On January 26, 2011, Co’s family led by his widow Glenda, widow of Co, filed murder charges at the DOJ against members of the 19th IB. The accused soldiers numbering 38 in all were all present during the massacre; among those named as respondents are a two junior officers, 1Lt. Ronald Odchimar and 2Lt. Cameron Perez.
Earlier that same month, the DOJ and National Bureau of Investigation’s (NBI) own fact-finding team released its report, which cleared the 19th IB in the killing. On January 26, Co’s family protested against the DOJ report and filed formal criminal charges of murder against the 19th IB, seeking a formal preliminary investigation.
On February 22, 100 days after the killing, the Justice for Leonard Co Movement picketed the DOJ and called on DOJ Secretary De Lima to replace the head of its investigating panel, who was also part of the original DOJ-NBI team. Both the CHR and the DOJ have conducted more hearings since then, but neither agencies have released their conclusive reports to date.
(Photo by Anne Marxze D. Umil / Bulatlat.com)
The group criticized President Benigno S. Aquino III for his continuing silence on the killings of Co and his group.
“If it’s true that the President is taking the straight path, then the perpetrators should be in jail by now. But one year has passed and still he is silent on Co’s death,” Tapang said . He said Aquino’s inaction perpetrates the culture of impunity that reigned in the country since the past administrations. “It makes him no different from the regimes that preceded him,” Tapang added.
“If he can talk about Manny Pacquiao’s victory, how can he not talk about Leonard’s case?” Tapang said.
“A climate of impunity reigns under the Aquino government,” Renato Reyes Jr. of Bayan said. “Credible evidence, including spent shells found near the bodies of the three victims, point to the AFP as the culprits for the deaths of the botanist and his aides. These shells match the firearms that were submitted by the AFP for ballistic examination. The entire process of accountability however has been slow, despite the evidence and testimonies by the survivor as well as experts,” Reyes added.
An independent fact-finding mission (FFM) was conducted from November 26 to 28, 2010 to establish facts and gather related information. In a press conference on December 8, 2010, the FFM team concluded that there was no indication of any crossfire and recommended specific actions for the government to further shed light and seek accountability for the killing.
The killings of Co, Borromeo and Cortez or the Kananga 3 brings the number of environmentalists killed since 2001 to 46. They were also the first environmentalists killed during the Aquino administration.
The Justice for Leonard Co Movement, especially the victims’ families have also been waiting for the DOJ to act on the case they filed. Glenda, said, “They said that in one month’s time, after the ocular inspection, they will immediately come up with a recommendation if there is probable cause. But there has been no recommendation yet. Even the Commission on Human Rights (CHR), which conducted its own investigation, up to now, has not filed a report,” Glenda told Bulatlat.com in an interview.
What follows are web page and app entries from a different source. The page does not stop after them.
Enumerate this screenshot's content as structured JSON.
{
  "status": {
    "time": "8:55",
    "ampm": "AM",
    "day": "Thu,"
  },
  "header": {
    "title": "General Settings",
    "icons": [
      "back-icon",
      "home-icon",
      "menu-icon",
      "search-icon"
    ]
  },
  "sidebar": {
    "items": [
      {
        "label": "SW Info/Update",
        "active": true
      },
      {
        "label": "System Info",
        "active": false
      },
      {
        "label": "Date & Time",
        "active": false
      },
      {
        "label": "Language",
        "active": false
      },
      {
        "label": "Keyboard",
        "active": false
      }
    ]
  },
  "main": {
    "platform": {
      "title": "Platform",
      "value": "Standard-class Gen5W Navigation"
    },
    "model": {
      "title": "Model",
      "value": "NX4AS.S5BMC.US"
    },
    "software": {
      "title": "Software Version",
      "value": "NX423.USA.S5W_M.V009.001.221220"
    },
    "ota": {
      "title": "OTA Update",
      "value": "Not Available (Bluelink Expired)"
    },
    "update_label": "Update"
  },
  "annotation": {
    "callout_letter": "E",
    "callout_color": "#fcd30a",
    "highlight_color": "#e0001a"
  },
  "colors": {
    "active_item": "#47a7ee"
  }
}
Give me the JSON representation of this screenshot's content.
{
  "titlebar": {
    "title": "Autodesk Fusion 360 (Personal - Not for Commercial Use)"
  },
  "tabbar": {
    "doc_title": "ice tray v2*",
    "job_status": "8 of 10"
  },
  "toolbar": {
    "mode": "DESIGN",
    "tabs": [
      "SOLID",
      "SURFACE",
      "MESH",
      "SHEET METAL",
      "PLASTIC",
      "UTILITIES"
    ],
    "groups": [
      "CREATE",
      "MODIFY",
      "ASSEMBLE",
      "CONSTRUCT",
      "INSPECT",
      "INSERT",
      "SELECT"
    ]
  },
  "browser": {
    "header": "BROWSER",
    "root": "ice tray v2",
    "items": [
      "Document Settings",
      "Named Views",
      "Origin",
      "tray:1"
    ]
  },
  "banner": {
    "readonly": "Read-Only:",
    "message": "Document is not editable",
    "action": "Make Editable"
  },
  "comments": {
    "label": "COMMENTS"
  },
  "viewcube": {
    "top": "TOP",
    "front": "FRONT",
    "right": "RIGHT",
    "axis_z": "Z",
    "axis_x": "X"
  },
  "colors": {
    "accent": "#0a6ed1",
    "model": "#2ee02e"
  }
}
“One year has passed up to now nothing has happened,” Glenda added.
Tapang called on the DOJ to “continue with the filing of murder against the members of the 19th Infantry Battalion for the killings of the Kananga 3.” He further asked the CHR to immediately release its findings to bolster the case against these soldiers.
“If Leonard, a renowned botanist in the country has not achieved justice, how much more would ordinary people wait for justice to be finally served?” Tapang said.